The haunted house gave me the chills. I wanted to yank Daniel out of that house. Pretty horrible place for a date if you ask me. There were also these eerie, divine dreams that some of the characters had. Oh yes, and of course, the Devil also plays a role.

Denouement, Is This Lady a Stalker?:
I am disappointed that the mystery boiled down to a hundred page info-dump letter to wrap up all the loose ends instead of having Daniel solve something. I don’t know how this lady knew all this stuff in such great detail to recall all the dialogue with such precision despite not even being present in most of the events. I wonder if her version of the events are trustworthy for much of was secondhand information (or should be, maybe she is a skilled stalker.) I thought she wrote the letter in a hurry in anticipation of her impending death, but if she could write a letter that spanned a third of the novel I doubt she was in a big hurry. If she had such amazing foresight, I hope she kept cyanide by her side to make her death as painless as possible.
I enjoyed the complex plot and finding out how all the loose ends joined together, it’s the delivery that disappointed. We ran around for two thirds of the novel gathering clues only to find out we could have just lounged on a sofa and waited for this letter to solve everything.
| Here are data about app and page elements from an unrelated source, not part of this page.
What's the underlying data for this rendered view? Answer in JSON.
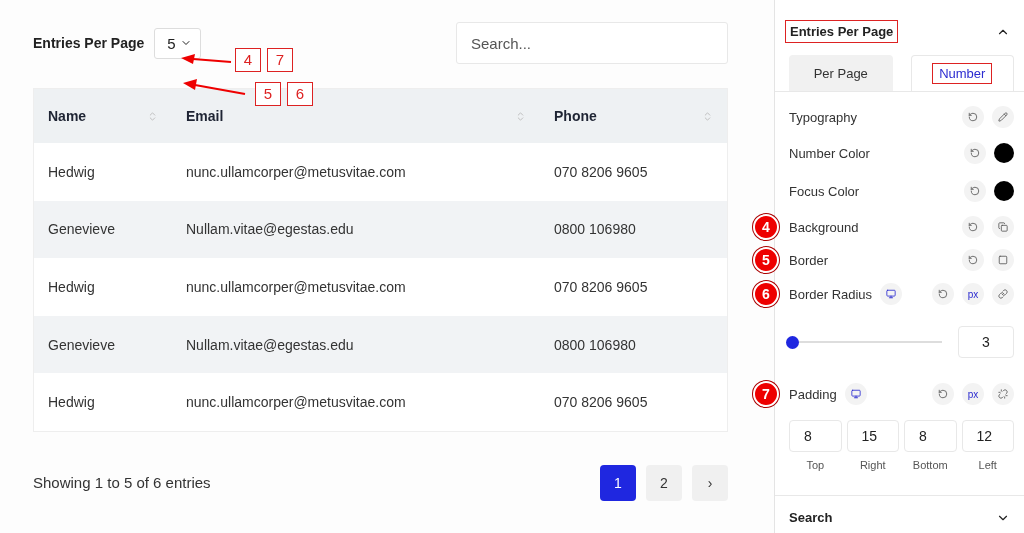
{
  "entries": {
    "label": "Entries Per Page",
    "value": "5"
  },
  "callouts": [
    {
      "labels": [
        "4",
        "7"
      ]
    },
    {
      "labels": [
        "5",
        "6"
      ]
    }
  ],
  "search": {
    "placeholder": "Search..."
  },
  "table": {
    "columns": [
      "Name",
      "Email",
      "Phone"
    ],
    "rows": [
      [
        "Hedwig",
        "nunc.ullamcorper@metusvitae.com",
        "070 8206 9605"
      ],
      [
        "Genevieve",
        "Nullam.vitae@egestas.edu",
        "0800 106980"
      ],
      [
        "Hedwig",
        "nunc.ullamcorper@metusvitae.com",
        "070 8206 9605"
      ],
      [
        "Genevieve",
        "Nullam.vitae@egestas.edu",
        "0800 106980"
      ],
      [
        "Hedwig",
        "nunc.ullamcorper@metusvitae.com",
        "070 8206 9605"
      ]
    ]
  },
  "footer": {
    "info": "Showing 1 to 5 of 6 entries",
    "pages": [
      {
        "label": "1",
        "selected": true
      },
      {
        "label": "2",
        "selected": false
      }
    ],
    "next": "›"
  },
  "panel": {
    "section": {
      "title": "Entries Per Page",
      "highlighted": true,
      "expanded": true
    },
    "tabs": [
      {
        "label": "Per Page",
        "selected": false,
        "highlighted": false
      },
      {
        "label": "Number",
        "selected": true,
        "highlighted": true
      }
    ],
    "controls": [
      {
        "kind": "typography",
        "label": "Typography"
      },
      {
        "kind": "color",
        "label": "Number Color",
        "color": "#000000"
      },
      {
        "kind": "color",
        "label": "Focus Color",
        "color": "#000000"
      },
      {
        "kind": "background",
        "label": "Background",
        "badge": "4"
      },
      {
        "kind": "border",
        "label": "Border",
        "badge": "5"
      },
      {
        "kind": "radius",
        "label": "Border Radius",
        "badge": "6",
        "unit": "px",
        "level": 0.02,
        "value": "3"
      },
      {
        "kind": "padding",
        "label": "Padding",
        "badge": "7",
        "unit": "px",
        "sides": [
          {
            "value": "8",
            "label": "Top"
          },
          {
            "value": "15",
            "label": "Right"
          },
          {
            "value": "8",
            "label": "Bottom"
          },
          {
            "value": "12",
            "label": "Left"
          }
        ]
      }
    ],
    "next_section": {
      "title": "Search",
      "expanded": false
    }
  }
}
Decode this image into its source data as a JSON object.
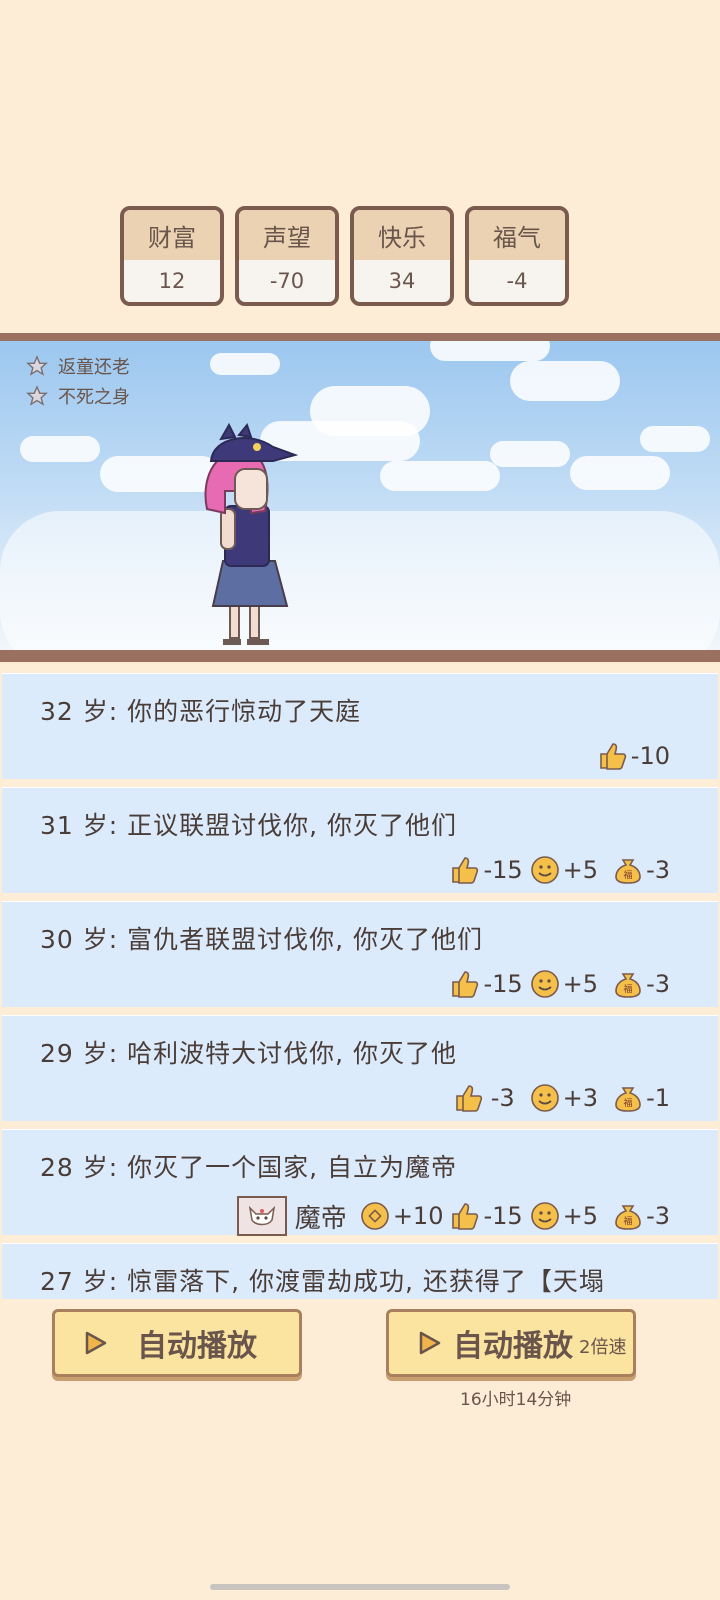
{
  "stats": [
    {
      "label": "财富",
      "value": "12"
    },
    {
      "label": "声望",
      "value": "-70"
    },
    {
      "label": "快乐",
      "value": "34"
    },
    {
      "label": "福气",
      "value": "-4"
    }
  ],
  "buffs": [
    "返童还老",
    "不死之身"
  ],
  "log": [
    {
      "text": "32 岁: 你的恶行惊动了天庭",
      "effects": [
        {
          "icon": "thumbs-up-icon",
          "value": "-10"
        }
      ]
    },
    {
      "text": "31 岁: 正议联盟讨伐你, 你灭了他们",
      "effects": [
        {
          "icon": "thumbs-up-icon",
          "value": "-15"
        },
        {
          "icon": "smile-icon",
          "value": "+5"
        },
        {
          "icon": "fortune-bag-icon",
          "value": "-3"
        }
      ]
    },
    {
      "text": "30 岁: 富仇者联盟讨伐你, 你灭了他们",
      "effects": [
        {
          "icon": "thumbs-up-icon",
          "value": "-15"
        },
        {
          "icon": "smile-icon",
          "value": "+5"
        },
        {
          "icon": "fortune-bag-icon",
          "value": "-3"
        }
      ]
    },
    {
      "text": "29 岁: 哈利波特大讨伐你, 你灭了他",
      "effects": [
        {
          "icon": "thumbs-up-icon",
          "value": "-3"
        },
        {
          "icon": "smile-icon",
          "value": "+3"
        },
        {
          "icon": "fortune-bag-icon",
          "value": "-1"
        }
      ]
    },
    {
      "text": "28 岁: 你灭了一个国家, 自立为魔帝",
      "title": "魔帝",
      "effects": [
        {
          "icon": "coin-icon",
          "value": "+10"
        },
        {
          "icon": "thumbs-up-icon",
          "value": "-15"
        },
        {
          "icon": "smile-icon",
          "value": "+5"
        },
        {
          "icon": "fortune-bag-icon",
          "value": "-3"
        }
      ]
    },
    {
      "text": "27 岁: 惊雷落下, 你渡雷劫成功, 还获得了【天塌",
      "effects": []
    }
  ],
  "buttons": {
    "auto_play": "自动播放",
    "auto_play_fast": "自动播放",
    "speed": "2倍速",
    "timer": "16小时14分钟"
  },
  "colors": {
    "background": "#fdecd6",
    "card_border": "#7a5b4e",
    "log_bg": "#dcebfc",
    "button_bg": "#fbe3a0"
  }
}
Plot Twists:
I wasn’t surprised (I probably typed this review just so I can boast my psychic abilities.) Maybe I watch too many Korean dramas to prepare me for these “scandalous” plot twists.

I wonder what the next installment will be about. I am hesitant to read it since I thought the ending tied up the story so well that I wouldn’t want a lackluster sequel to ruin it. It’s one of those books that I liked, but still feel the story would suffice as a standalone.

Rating: B

Spoilery Thoughts I Need To Get Off My System (Highlight Below to Read…or not):
Once it was confirmed that Carax was still alive, I let out a breath that I didn’t know I was holding. Although I suspected it, I was pleasantly relieved.
Why in the world did Daniel stay in that doorway to watch people have sex? ugh. Was he really that naive?
I wasn’t even sure if Daniel got Bea pregnant since I thought they were interrupted?